A garage door remote is a wonderful convenience, especially on wet days when you don't want to get out of your dry car in order to manually open the garage door.  However, garage door remotes can also make your garage easy pickings for burglars.  Here are some top tips on how to stop would-be thieves from using your garage door remote against you.

Always keep your garage door remote with you

One of main problems with garage door remotes is that people tend to leave them in their vehicles, providing a gift to the opportunist thief who sees your car parked on your driveway with the remote left out on the passenger seat!

Many garage door remotes are rather large won't fit easily into a wallet or purse.  However, smaller keychain versions are available from good DIY stores or directly from your garage door remote supplier.  All you have to do is match your existing remote's make and year of manufacture to that of the smaller version, and then follow the simple programming instructions that come with it.

Once you've acquired a new mini-remote, lock away the big original one somewhere inside your house, and keep the new one on your key fob so that you have it with you at all times.  

Upgrade your garage door remote with a timer

In a busy household where family are rushing off to work or to school, it can be easy to forget to close the garage door.  And in the summertime when you've been busy tidying the garage or coming and going all day fetching tools to use in the garden, you could easily neglect to press the button to close the door at the end of the day.

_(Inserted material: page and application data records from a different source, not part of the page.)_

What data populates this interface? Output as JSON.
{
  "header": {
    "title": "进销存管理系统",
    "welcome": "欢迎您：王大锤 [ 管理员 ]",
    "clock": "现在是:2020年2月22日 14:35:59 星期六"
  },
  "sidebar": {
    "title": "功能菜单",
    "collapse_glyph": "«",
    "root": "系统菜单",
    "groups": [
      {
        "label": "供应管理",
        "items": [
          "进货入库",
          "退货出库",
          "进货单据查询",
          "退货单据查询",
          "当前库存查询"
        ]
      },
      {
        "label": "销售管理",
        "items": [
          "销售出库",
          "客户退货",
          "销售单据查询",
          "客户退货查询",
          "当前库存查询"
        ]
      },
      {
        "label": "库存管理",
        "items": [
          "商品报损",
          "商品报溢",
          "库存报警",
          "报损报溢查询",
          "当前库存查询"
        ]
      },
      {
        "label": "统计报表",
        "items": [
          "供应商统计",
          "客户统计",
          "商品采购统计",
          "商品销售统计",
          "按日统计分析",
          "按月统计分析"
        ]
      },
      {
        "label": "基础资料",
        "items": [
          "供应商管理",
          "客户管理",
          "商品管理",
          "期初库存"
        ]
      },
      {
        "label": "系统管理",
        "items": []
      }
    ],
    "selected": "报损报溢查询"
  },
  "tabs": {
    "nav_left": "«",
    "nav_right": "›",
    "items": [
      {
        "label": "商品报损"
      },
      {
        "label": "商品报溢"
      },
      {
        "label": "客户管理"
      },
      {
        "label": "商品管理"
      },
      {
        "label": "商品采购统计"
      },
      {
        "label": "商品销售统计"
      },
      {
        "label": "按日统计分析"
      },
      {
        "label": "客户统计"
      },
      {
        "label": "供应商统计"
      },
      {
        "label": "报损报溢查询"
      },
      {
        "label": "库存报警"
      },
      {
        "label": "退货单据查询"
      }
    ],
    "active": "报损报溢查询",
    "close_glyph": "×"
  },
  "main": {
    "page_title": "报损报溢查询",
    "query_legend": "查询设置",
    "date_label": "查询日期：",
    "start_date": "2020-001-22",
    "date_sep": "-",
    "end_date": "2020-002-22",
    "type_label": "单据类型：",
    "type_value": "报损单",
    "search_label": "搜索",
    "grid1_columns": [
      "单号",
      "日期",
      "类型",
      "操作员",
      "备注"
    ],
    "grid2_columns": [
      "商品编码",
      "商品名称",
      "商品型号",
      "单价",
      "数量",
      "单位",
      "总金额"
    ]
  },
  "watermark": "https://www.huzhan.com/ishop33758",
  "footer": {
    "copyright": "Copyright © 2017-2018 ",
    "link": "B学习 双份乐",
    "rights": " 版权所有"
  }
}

A good item to invest in is a timer for your garage door remote.  This handy gadget instructs the remote to automatically close the garage door, once a pre-set length of time has elapsed.  These devices can be easily installed on the keypad that connects the garage door track to the remote.

Foil thieves by using zip ties!

Automatic garage door remotes all feature a safety release mechanism that is operated by a manual grab handle fixed to the garage door.  This means that if your garage door remote fails and a person or vehicle becomes trapped beneath the door, you can open it manually from the inside.  Unfortunately, thieves can also trip the emergency release mechanism from outside the garage by simply reaching underneath and disengaging the safety release with a wire coat hanger.

You can combat this by locking the disengaging arm on the automatic door opener.  To do this, just fasten two zip ties around the arm to prevent it from being easily moved.  This tactic will be sufficient to prevent sneak thieves from tripping the door release, but in an emergency, a firm tug on the safety pull handle will snap the plastic ties and open the door.

In conclusion

You can still enjoy the convenience of your garage door remote, whilst improving garage security simply by following the tips given above.  For further information about garage door security, have a chat with your supplier.